**Material for this task**
══════════════════════════════

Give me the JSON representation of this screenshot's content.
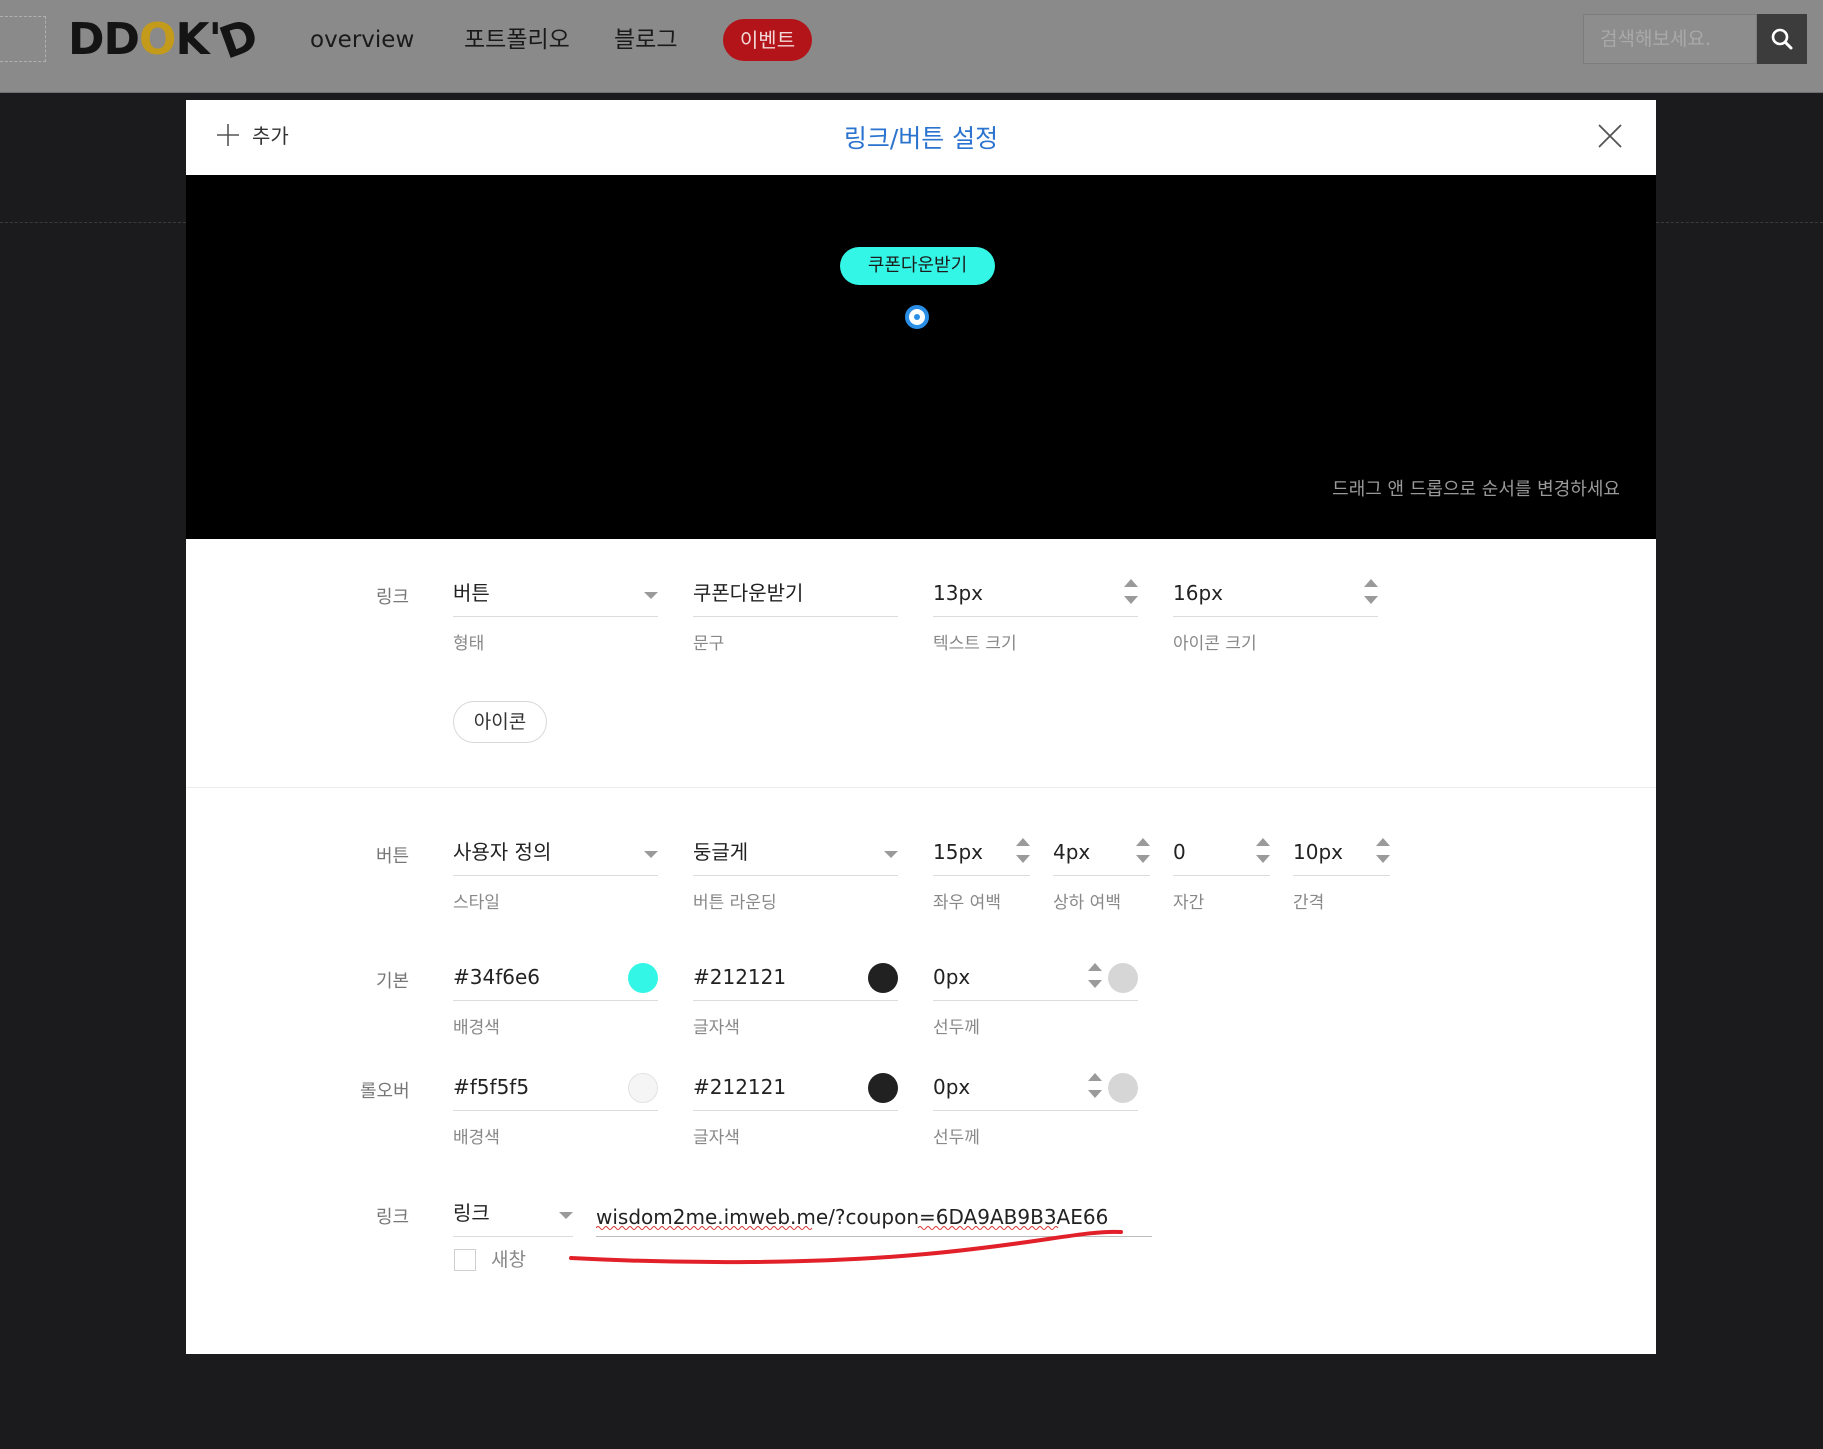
{
  "nav": {
    "logo_left": "DD",
    "logo_o": "O",
    "logo_right": "K'",
    "logo_tail": "D",
    "items": [
      "overview",
      "포트폴리오",
      "블로그"
    ],
    "badge": "이벤트",
    "search_placeholder": "검색해보세요."
  },
  "modal": {
    "add_label": "추가",
    "title": "링크/버튼 설정",
    "preview_button_text": "쿠폰다운받기",
    "preview_hint": "드래그 앤 드롭으로 순서를 변경하세요",
    "preview_button_bg": "#34f6e6"
  },
  "form": {
    "link_row": {
      "label": "링크",
      "type_value": "버튼",
      "type_label": "형태",
      "text_value": "쿠폰다운받기",
      "text_label": "문구",
      "text_size_value": "13px",
      "text_size_label": "텍스트 크기",
      "icon_size_value": "16px",
      "icon_size_label": "아이콘 크기",
      "icon_button": "아이콘"
    },
    "button_row": {
      "label": "버튼",
      "style_value": "사용자 정의",
      "style_label": "스타일",
      "rounding_value": "둥글게",
      "rounding_label": "버튼 라운딩",
      "h_padding_value": "15px",
      "h_padding_label": "좌우 여백",
      "v_padding_value": "4px",
      "v_padding_label": "상하 여백",
      "letter_spacing_value": "0",
      "letter_spacing_label": "자간",
      "gap_value": "10px",
      "gap_label": "간격"
    },
    "default_row": {
      "label": "기본",
      "bg_value": "#34f6e6",
      "bg_label": "배경색",
      "text_color_value": "#212121",
      "text_color_label": "글자색",
      "border_value": "0px",
      "border_label": "선두께",
      "bg_swatch": "#34f6e6",
      "text_swatch": "#212121",
      "border_swatch": "#d6d6d6"
    },
    "hover_row": {
      "label": "롤오버",
      "bg_value": "#f5f5f5",
      "bg_label": "배경색",
      "text_color_value": "#212121",
      "text_color_label": "글자색",
      "border_value": "0px",
      "border_label": "선두께",
      "bg_swatch": "#f5f5f5",
      "text_swatch": "#212121",
      "border_swatch": "#d6d6d6"
    },
    "link_target_row": {
      "label": "링크",
      "type_value": "링크",
      "url_value": "wisdom2me.imweb.me/?coupon=6DA9AB9B3AE66",
      "new_window_label": "새창"
    }
  },
  "icons": [
    "search-icon",
    "plus-icon",
    "close-icon",
    "chevron-down-icon",
    "spinner-icon"
  ]
}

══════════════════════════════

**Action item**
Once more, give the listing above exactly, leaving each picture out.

**Solution to this exercise**
Give me the JSON representation of this screenshot's content.
{
  "nav": {
    "logo_left": "DD",
    "logo_o": "O",
    "logo_right": "K'",
    "logo_tail": "D",
    "items": [
      "overview",
      "포트폴리오",
      "블로그"
    ],
    "badge": "이벤트",
    "search_placeholder": "검색해보세요."
  },
  "modal": {
    "add_label": "추가",
    "title": "링크/버튼 설정",
    "preview_button_text": "쿠폰다운받기",
    "preview_hint": "드래그 앤 드롭으로 순서를 변경하세요",
    "preview_button_bg": "#34f6e6"
  },
  "form": {
    "link_row": {
      "label": "링크",
      "type_value": "버튼",
      "type_label": "형태",
      "text_value": "쿠폰다운받기",
      "text_label": "문구",
      "text_size_value": "13px",
      "text_size_label": "텍스트 크기",
      "icon_size_value": "16px",
      "icon_size_label": "아이콘 크기",
      "icon_button": "아이콘"
    },
    "button_row": {
      "label": "버튼",
      "style_value": "사용자 정의",
      "style_label": "스타일",
      "rounding_value": "둥글게",
      "rounding_label": "버튼 라운딩",
      "h_padding_value": "15px",
      "h_padding_label": "좌우 여백",
      "v_padding_value": "4px",
      "v_padding_label": "상하 여백",
      "letter_spacing_value": "0",
      "letter_spacing_label": "자간",
      "gap_value": "10px",
      "gap_label": "간격"
    },
    "default_row": {
      "label": "기본",
      "bg_value": "#34f6e6",
      "bg_label": "배경색",
      "text_color_value": "#212121",
      "text_color_label": "글자색",
      "border_value": "0px",
      "border_label": "선두께",
      "bg_swatch": "#34f6e6",
      "text_swatch": "#212121",
      "border_swatch": "#d6d6d6"
    },
    "hover_row": {
      "label": "롤오버",
      "bg_value": "#f5f5f5",
      "bg_label": "배경색",
      "text_color_value": "#212121",
      "text_color_label": "글자색",
      "border_value": "0px",
      "border_label": "선두께",
      "bg_swatch": "#f5f5f5",
      "text_swatch": "#212121",
      "border_swatch": "#d6d6d6"
    },
    "link_target_row": {
      "label": "링크",
      "type_value": "링크",
      "url_value": "wisdom2me.imweb.me/?coupon=6DA9AB9B3AE66",
      "new_window_label": "새창"
    }
  },
  "icons": [
    "search-icon",
    "plus-icon",
    "close-icon",
    "chevron-down-icon",
    "spinner-icon"
  ]
}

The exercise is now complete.